It's a different matter for an asset acquisition but generally, if you're performing the same role, in certain jurisdictions your existing contract terms have to be respected (this is the case in Europe at least, I would assume that in the US, the position is more flexible though).
You'd like to think your new employer is reasonable and would at least consider feedback/amendments from you in the first instance. At worst they can reject the proposed amendments and then you will have to decide to accept or look elsewhere, but at least you would have given it a go.
Contracts obviously seek to impose clarity on a relationship and so I have some sympathy with a company attempting to create a completely black and white position (if it's not carved out, it's ours). If you are concerned about this approach and want more flexibility then you could revise so any work in your private time unrelated to anything work-related is yours.

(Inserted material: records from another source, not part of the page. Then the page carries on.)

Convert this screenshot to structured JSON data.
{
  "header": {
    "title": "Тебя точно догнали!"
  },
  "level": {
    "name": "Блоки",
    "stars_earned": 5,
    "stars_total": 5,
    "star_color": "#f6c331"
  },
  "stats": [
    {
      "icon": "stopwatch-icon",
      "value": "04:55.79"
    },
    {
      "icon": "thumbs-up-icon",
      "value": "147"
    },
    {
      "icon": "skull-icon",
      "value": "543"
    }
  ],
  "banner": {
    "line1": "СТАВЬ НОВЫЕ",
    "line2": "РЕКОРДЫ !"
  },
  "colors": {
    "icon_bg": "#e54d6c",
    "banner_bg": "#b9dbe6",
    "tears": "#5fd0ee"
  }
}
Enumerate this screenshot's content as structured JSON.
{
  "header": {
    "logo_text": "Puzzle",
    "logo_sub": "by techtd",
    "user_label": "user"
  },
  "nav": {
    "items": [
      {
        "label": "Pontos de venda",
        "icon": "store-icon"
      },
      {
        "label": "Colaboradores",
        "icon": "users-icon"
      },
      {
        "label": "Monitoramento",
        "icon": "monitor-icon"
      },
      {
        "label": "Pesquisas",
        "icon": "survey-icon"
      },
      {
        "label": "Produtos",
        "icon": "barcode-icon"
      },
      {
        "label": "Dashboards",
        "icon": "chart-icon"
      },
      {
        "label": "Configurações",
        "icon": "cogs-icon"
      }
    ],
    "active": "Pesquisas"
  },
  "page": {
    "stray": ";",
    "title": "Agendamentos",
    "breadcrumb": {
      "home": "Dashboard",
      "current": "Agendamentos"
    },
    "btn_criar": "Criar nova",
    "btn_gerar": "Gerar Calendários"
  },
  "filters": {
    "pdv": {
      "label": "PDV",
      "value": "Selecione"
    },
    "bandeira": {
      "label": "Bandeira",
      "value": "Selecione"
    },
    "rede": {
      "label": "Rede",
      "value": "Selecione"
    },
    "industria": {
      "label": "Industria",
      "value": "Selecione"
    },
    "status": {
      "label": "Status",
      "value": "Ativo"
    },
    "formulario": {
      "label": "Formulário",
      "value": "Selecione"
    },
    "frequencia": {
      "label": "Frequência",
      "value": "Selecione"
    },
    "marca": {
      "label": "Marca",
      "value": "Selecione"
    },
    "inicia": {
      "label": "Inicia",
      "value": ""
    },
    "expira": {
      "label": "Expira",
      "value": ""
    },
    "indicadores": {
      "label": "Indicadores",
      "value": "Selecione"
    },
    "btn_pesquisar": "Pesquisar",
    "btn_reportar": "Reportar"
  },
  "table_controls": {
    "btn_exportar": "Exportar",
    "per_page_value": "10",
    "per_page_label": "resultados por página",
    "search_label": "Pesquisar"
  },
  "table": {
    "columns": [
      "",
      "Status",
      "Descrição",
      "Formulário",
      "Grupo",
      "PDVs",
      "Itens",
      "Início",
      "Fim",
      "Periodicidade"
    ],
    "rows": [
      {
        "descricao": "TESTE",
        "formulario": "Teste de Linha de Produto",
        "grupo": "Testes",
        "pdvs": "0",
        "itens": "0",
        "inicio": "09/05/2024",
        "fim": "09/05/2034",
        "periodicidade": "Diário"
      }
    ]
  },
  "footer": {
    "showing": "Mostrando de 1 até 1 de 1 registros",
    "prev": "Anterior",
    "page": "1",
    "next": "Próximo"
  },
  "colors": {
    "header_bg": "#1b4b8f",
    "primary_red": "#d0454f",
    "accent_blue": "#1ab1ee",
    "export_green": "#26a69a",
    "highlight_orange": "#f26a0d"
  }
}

This comes with its own pitfalls in some ways - it's difficult to nail down with clarity where the dividing line is, which in part explains the company's desire for a black and white approach.
In terms of ownership of previous IP, it would depend on the wording of the agreement, they might just be looking for an assignment of future IP developed whilst working for them, or they might want an assignment of past IP not expressly referenced in the agreement. The latter would be rather draconian but that's not to say the company wouldn't request it!
I'd be glad to give a read of the contract on an informal basis, if you want.
These kind of details are exactly why you should hire a labour lawyer. Also, your 100% that if it is a share purchase (even if only a majority stake) that the old contract is simply still valid.
Acquisitions of any kind don't magically invalidate all the contracts the company has entered in over its lifespan.
That's the case in the EU with the Acquired Rights Directive (and national implementations) which covers transfers of businesses/undertakings. Employees will automatically transfer, provided that in certain cases employer can update terms and conditions/make redundancies where justified (so called ‘economic, technical or organisational reasons’).